We will check out the performance of the Kingston microDuo 3C using the latest version of CrystalDiskMark 5.0.2. In addition, it will be tested on the Gigabyte GA-Z170X-UD5 motherboard, which has on-board USB 3.1 and Type-C connectors.
CrystalDiskMark reported a Sequential read speed of 118.1MB/s and a write speed of 18.45MB/s when connecting the Kingston microDuo 3C directly to the USB 3.0 port on the motherboard.
While the microDuo 3C isn’t designed to take advantage of the increase in bandwidth that USB 3.1 provides, we checked out the speed anyways. We found that the microDuo is slightly faster than using the USB 3.0 connection, but not fast enough to really amaze us. With a Sequential read speed of 120.0MB/s and a write speed of 18.67MB/s, that puts the read speed just 2MB/s faster than the USB 3.0 connection.

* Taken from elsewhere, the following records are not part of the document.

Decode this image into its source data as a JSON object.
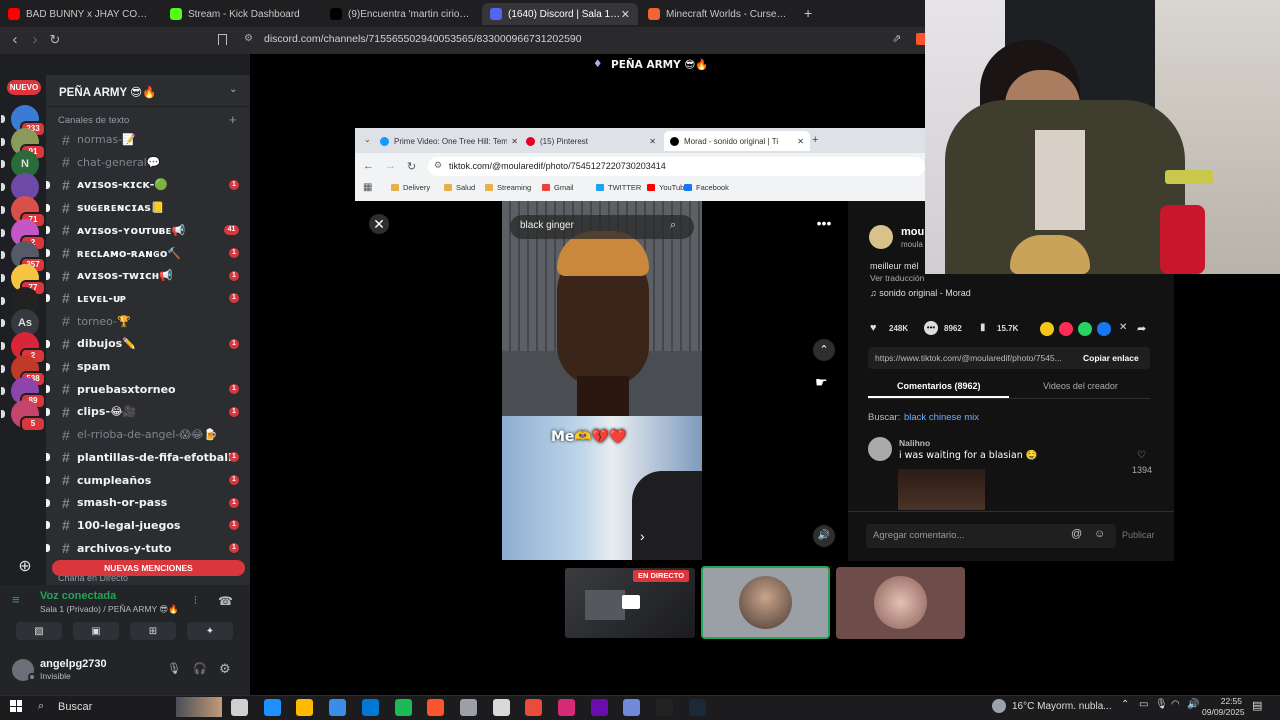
{
  "browser": {
    "tabs": [
      {
        "label": "BAD BUNNY x JHAY CORTEZ - DÁKI",
        "color": "#ff0000"
      },
      {
        "label": "Stream - Kick Dashboard",
        "color": "#53fc18"
      },
      {
        "label": "(9)Encuentra 'martin cirio peru ' en",
        "color": "#000000"
      },
      {
        "label": "(1640) Discord | Sala 1 (Priva",
        "color": "#5865f2"
      },
      {
        "label": "Minecraft Worlds - CurseForge",
        "color": "#f16436"
      }
    ],
    "new_tab": "+",
    "url": "discord.com/channels/715565502940053565/833000966731202590"
  },
  "discord": {
    "new_badge": "NUEVO",
    "server_name": "PEÑA ARMY 😎🔥",
    "stage_title": "PEÑA ARMY 😎🔥",
    "section_text": "Canales de texto",
    "section_direct": "Charla en Directo",
    "servers": [
      {
        "badge": "233",
        "color": "#3a7bd5"
      },
      {
        "badge": "91",
        "color": "#8a9a5b"
      },
      {
        "badge": "",
        "color": "#2b6b3a",
        "letter": "N"
      },
      {
        "badge": "",
        "color": "#6e4aa8"
      },
      {
        "badge": "71",
        "color": "#d9504a"
      },
      {
        "badge": "2",
        "color": "#c456c8"
      },
      {
        "badge": "357",
        "color": "#555a66"
      },
      {
        "badge": "77",
        "color": "#f5c542"
      },
      {
        "badge": "",
        "color": "#222222"
      },
      {
        "badge": "",
        "color": "#36393f",
        "letter": "As"
      },
      {
        "badge": "2",
        "color": "#d72638"
      },
      {
        "badge": "538",
        "color": "#c0392b"
      },
      {
        "badge": "89",
        "color": "#8e44ad"
      },
      {
        "badge": "5",
        "color": "#c44569"
      }
    ],
    "channels": [
      {
        "name": "normas-📝",
        "unread": false,
        "mentions": ""
      },
      {
        "name": "chat-general💬",
        "unread": false,
        "mentions": ""
      },
      {
        "name": "ᴀᴠɪsᴏs-ᴋɪᴄᴋ-🟢",
        "unread": true,
        "mentions": "1"
      },
      {
        "name": "sᴜɢᴇʀᴇɴᴄɪᴀs📒",
        "unread": true,
        "mentions": ""
      },
      {
        "name": "ᴀᴠɪsᴏs-ʏᴏᴜᴛᴜʙᴇ📢",
        "unread": true,
        "mentions": "41"
      },
      {
        "name": "ʀᴇᴄʟᴀᴍᴏ-ʀᴀɴɢᴏ🔨",
        "unread": true,
        "mentions": "1"
      },
      {
        "name": "ᴀᴠɪsᴏs-ᴛᴡɪᴄʜ📢",
        "unread": true,
        "mentions": "1"
      },
      {
        "name": "ʟᴇᴠᴇʟ-ᴜᴘ",
        "unread": true,
        "mentions": "1"
      },
      {
        "name": "torneo-🏆",
        "unread": false,
        "mentions": ""
      },
      {
        "name": "dibujos✏️",
        "unread": true,
        "mentions": "1"
      },
      {
        "name": "spam",
        "unread": true,
        "mentions": ""
      },
      {
        "name": "pruebasxtorneo",
        "unread": true,
        "mentions": "1"
      },
      {
        "name": "clips-😂🎥",
        "unread": true,
        "mentions": "1"
      },
      {
        "name": "el-rrioba-de-angel-😱😂🍺",
        "unread": false,
        "mentions": ""
      },
      {
        "name": "plantillas-de-fifa-efotball",
        "unread": true,
        "mentions": "1"
      },
      {
        "name": "cumpleaños",
        "unread": true,
        "mentions": "1"
      },
      {
        "name": "smash-or-pass",
        "unread": true,
        "mentions": "1"
      },
      {
        "name": "100-legal-juegos",
        "unread": true,
        "mentions": "1"
      },
      {
        "name": "archivos-y-tuto",
        "unread": true,
        "mentions": "1"
      }
    ],
    "new_mentions": "NUEVAS MENCIONES",
    "voice_status": "Voz conectada",
    "voice_channel": "Sala 1 (Privado) / PEÑA ARMY 😎🔥",
    "username": "angelpg2730",
    "user_status": "Invisible",
    "live_label": "EN DIRECTO"
  },
  "inner_browser": {
    "tabs": [
      {
        "label": "Prime Video: One Tree Hill: Tem",
        "color": "#1399ff"
      },
      {
        "label": "(15) Pinterest",
        "color": "#e60023"
      },
      {
        "label": "Morad - sonido original | Ti",
        "color": "#000000"
      }
    ],
    "url": "tiktok.com/@moularedif/photo/7545127220730203414",
    "bookmarks": [
      "Delivery",
      "Salud",
      "Streaming",
      "Gmail",
      "TWITTER",
      "YouTube",
      "Facebook"
    ]
  },
  "tiktok": {
    "search_text": "black ginger",
    "overlay_text": "Me🫶💔❤️",
    "user_short": "mou",
    "user_sub": "moula",
    "caption": "meilleur mél",
    "translate": "Ver traducción",
    "sound": "♫ sonido original - Morad",
    "likes": "248K",
    "comments_count": "8962",
    "saves": "15.7K",
    "link": "https://www.tiktok.com/@moularedif/photo/7545...",
    "copy_link": "Copiar enlace",
    "tab_comments": "Comentarios (8962)",
    "tab_videos": "Videos del creador",
    "search_label": "Buscar:",
    "search_suggestion": "black chinese mix",
    "comment_user": "Nalihno",
    "comment_text": "i was waiting for a blasian 🤤",
    "comment_likes": "1394",
    "add_comment": "Agregar comentario...",
    "publish": "Publicar"
  },
  "taskbar": {
    "search": "Buscar",
    "weather": "16°C  Mayorm. nubla...",
    "time": "22:55",
    "date": "09/09/2025"
  },
  "colors": {
    "discord_bg": "#2b2d31",
    "server_rail": "#1e1f22",
    "mention_red": "#da373c",
    "voice_green": "#23a55a",
    "tiktok_panel": "#121212"
  }
}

Trying out the USB 3.1 Type-C connector, we experienced another small boost in read and write speed when compared to the standard USB 3.1 connection. Again, nothing that really amazed us, but an increase in 0.8MB/s is still an increase in the Sequential read speed, and 0.14MB/s increase in the Sequential write speed. Both of these are so minor, we could run this all day and get a slight variance in the speeds to account for this small difference.
At the rated speeds of 100MB/s read and 15MB/s write, it’s performance is pretty average for USB 3.0 flash drives. I have tested this drive on several different systems, and each time it performed slightly above the rated speeds; not enough to get really excited for though. However, if you are purchasing the Kingston microDuo 3C for the USB 3.0 connector only, you might want to consider a faster drive that might provide a better cost/performance ratio.
With that said, if you are looking at the Kingston microDuo 3C you are most likely not looking to purchase just for the USB 3.0 connector. The Type-C connector is the main reason to purchase the microDuo 3C. The Type-C worked perfectly, and made it much easier to connect to the port not having to worry about plugging it in upside down. As more device start utilizing this port, we’ll start to see better speeds; which I don’t have a doubt that Kingston will be right there with faster Type-C flash drives.
The Kingston microDuo 3C main competitor is by Sandisk, I did not have one available to include in the performance testing, however just looking at it’s rated speeds and price the Kingston microDuo 3C is the better choice coming in cheaper; with a faster Read speed but slightly slower Write speed. For $28.82 Shipped, you get a small USB 3.1 flash drive, that includes the latest Type-C connector along with Kignstons 5 year warranty.
Legit Bottom Line: The Kingston DataTraveler microDuo 3C performs like most low cost USB 3.0 flash drives, however the capability of using both standard USB and the new Type-C connector will make this little drive very useful as tablets and smartphones begin to implement the new connector.